Two years ago I took on whole cranberry sauce with a Thanksgiving season comparison and the results surprised me. In addition to being time consuming and expensive, the homemade sauce was not clearly superior to the canned variety. My testers were split almost evenly among those who preferred homemade and those who liked the taste of canned sauce. This year, I decided to extend this cranberry comparison to include jellied cranberry sauce. I personally far prefer the chunky texture and tartness of whole cranberry sauce, but there are those in my family who firmly insist on having jellied sauce on the table at every Thanksgiving. I tried a few different homemade recipes for this comparison before hitting on just the right one. My first attempt used gelatin to thicken the cranberry sauce, but this recipe ended up tasting more like jello than cranberry sauce. It was far sweeter than the canned variety and had a more jiggly jello feel. Finally, a google search for homemade cranberry sauce turned up the perfect recipe . . . on the Ocean Spray website! If anyone knows cranberries, I reasoned, it’s probably the people at Ocean Spray and this assumption turned out to be correct. The Ocean Spray recipe was not only far simpler than the gelatin recipe I had tried previously, it also turned out perfectly jelled sauce that had a nice balance of sweet and tangy. In the end, I spruced up the original Ocean Spray recipe a bit by including fresh ginger and orange for a little extra flavor. We then opened a can of Ocean Spray jellied cranberry sauce and the comparisons began!
Orange-Ginger Jellied Cranberry Sauce
Makes about 2 cups
1/2 cup freshly squeezed orange juice
2 cups cold water
2 cups sugar
2 12-ounce bags fresh cranberries
1 Tablespoon fresh ginger root, peeled and finely chopped
3 large strips of fresh orange peel
1. In a large saucepan, bring the orange juice, water and sugar to a boil.
2. Turn the heat down to a simmer and add the cranberries, ginger and orange peel. Cover and simmer on low for about 15 minutes, stirring occasionally.
3. Set a large, fine-mesh strainer over a medium saucepan. Strain the cranberry liquid through the strainer into the pan, pressing with a rubber spatula to extract all of the juice. Â Discard the cranberry solids.
4. Turn the heat on low under the medium pan containing the cranberry liquid and bring the liquid to a simmer. Continue to simmer for about 10 more minutes, or until the liquid has reduced and thickened. Pour the thickened cranberry sauce into a clean, airtight container and refrigerate for at least 4 hours before serving. To serve: Dip the bottom of the container in hot water for 1 minute before unmolding the cranberry sauce.

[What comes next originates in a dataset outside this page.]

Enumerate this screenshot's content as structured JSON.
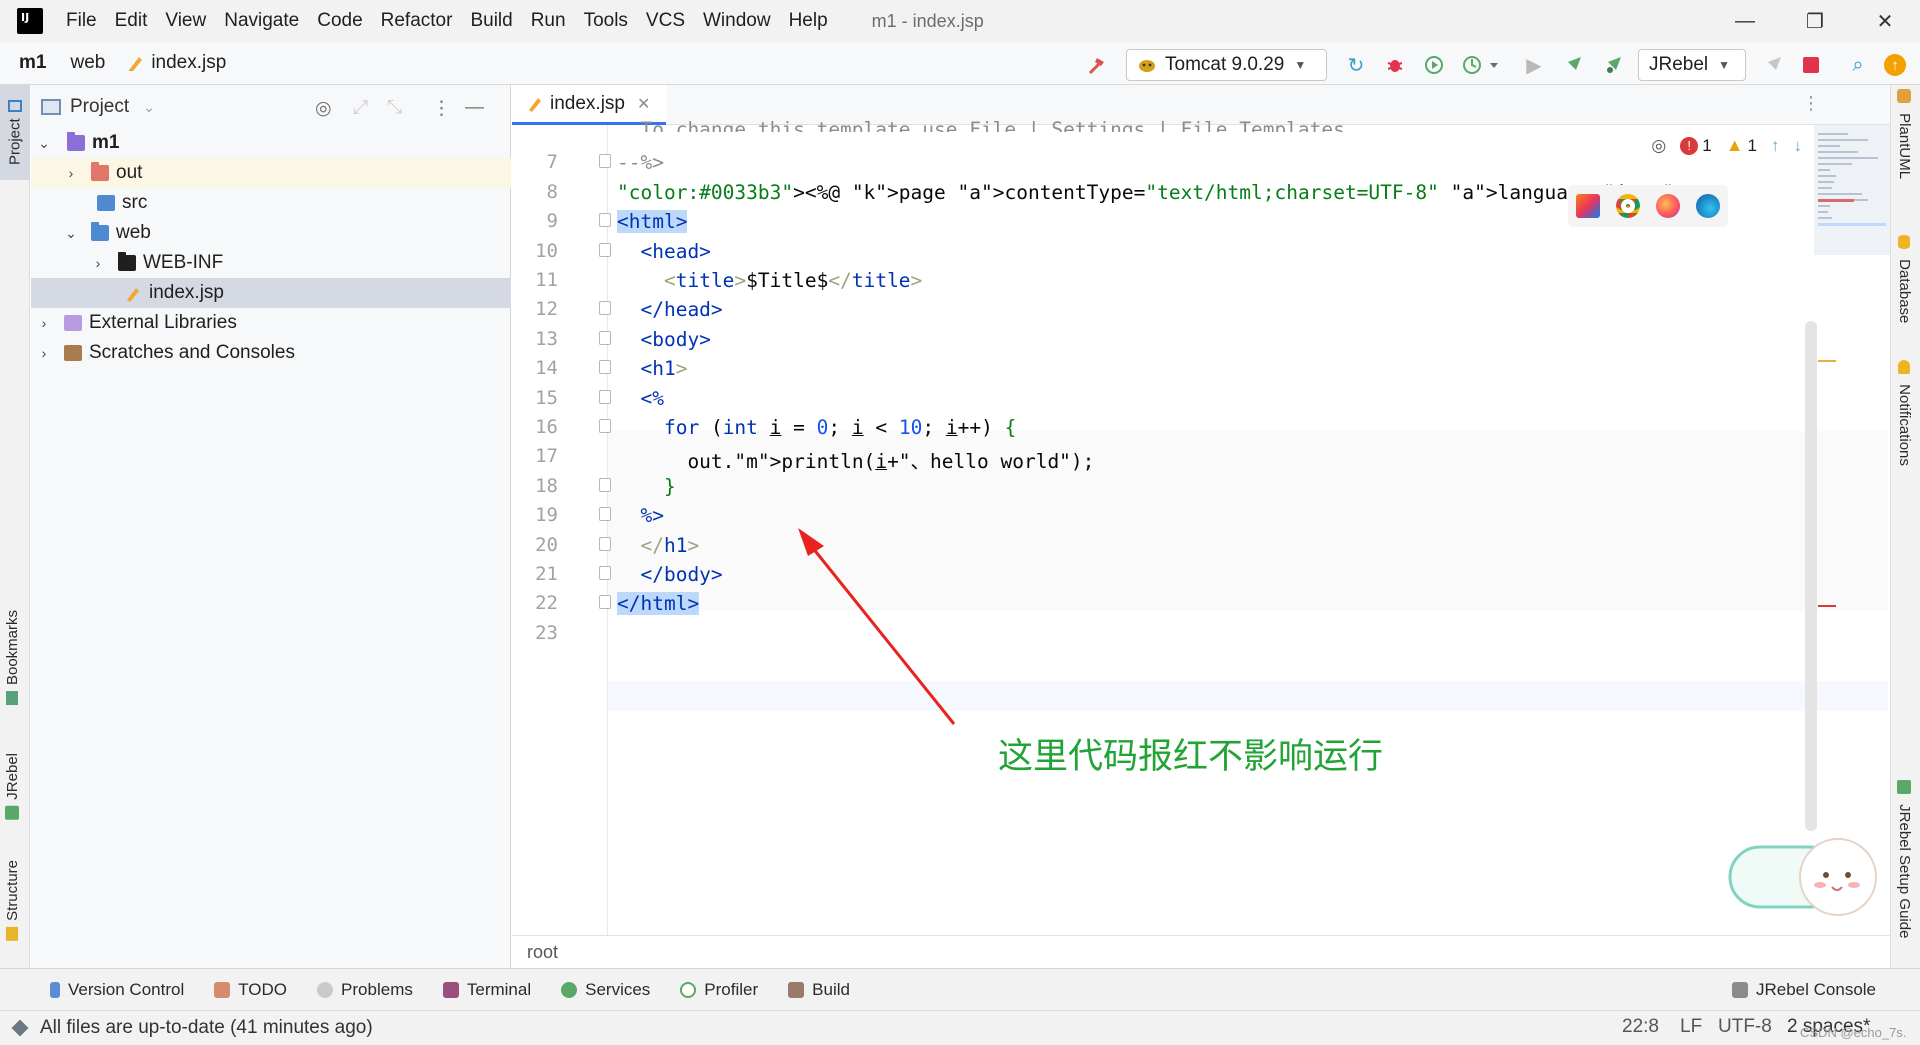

Unlike the whole berry cranberry sauce, this cranberry sauce comparison had a clear winner. The homemade sauce was fresher tasting with a great cranberry flavor that was brightened and enhanced by the orange juice. Compared to the homemade sauce, the canned cranberry sauce had a very sour flavor and “tinny” undertones that really overwhelmed the cranberry flavor. Although it is hard to tell in pictures, when compared side by side the two sauces also looked remarkably different. The homemade sauce had a beautiful, rich red color while the canned sauce looked rather muddy and brownish.
While the homemade sauce does take longer to prepare than canned, it was not as time consuming as making whole berry sauce. It required only about 20 minutes of active cooking and the rest of the time it’s just chilling in the fridge. Also, this is a perfect dish to prepare a few days ahead of time, which means it won’t be adding to your workload on Thanksgiving day. The major downside of making your own cranberry sauce is the cost. Fresh cranberries are quite costly and drove the cost over $5 for just 2 cups of cranberry sauce. Still, this doesn’t seem like a huge price to pay for perfect cranberry sauce on one day a year.
Bottom Line: Â Homemade cranberry sauce is fun and easy to prepare, has a beautiful ruby-red color and tastes significantly better than canned. The fresh cranberry flavor and rich color definitely make the extra effort worthwhile. Of course, only you can decide if you are willing to do without the lovely ridges on the canned sauce . . .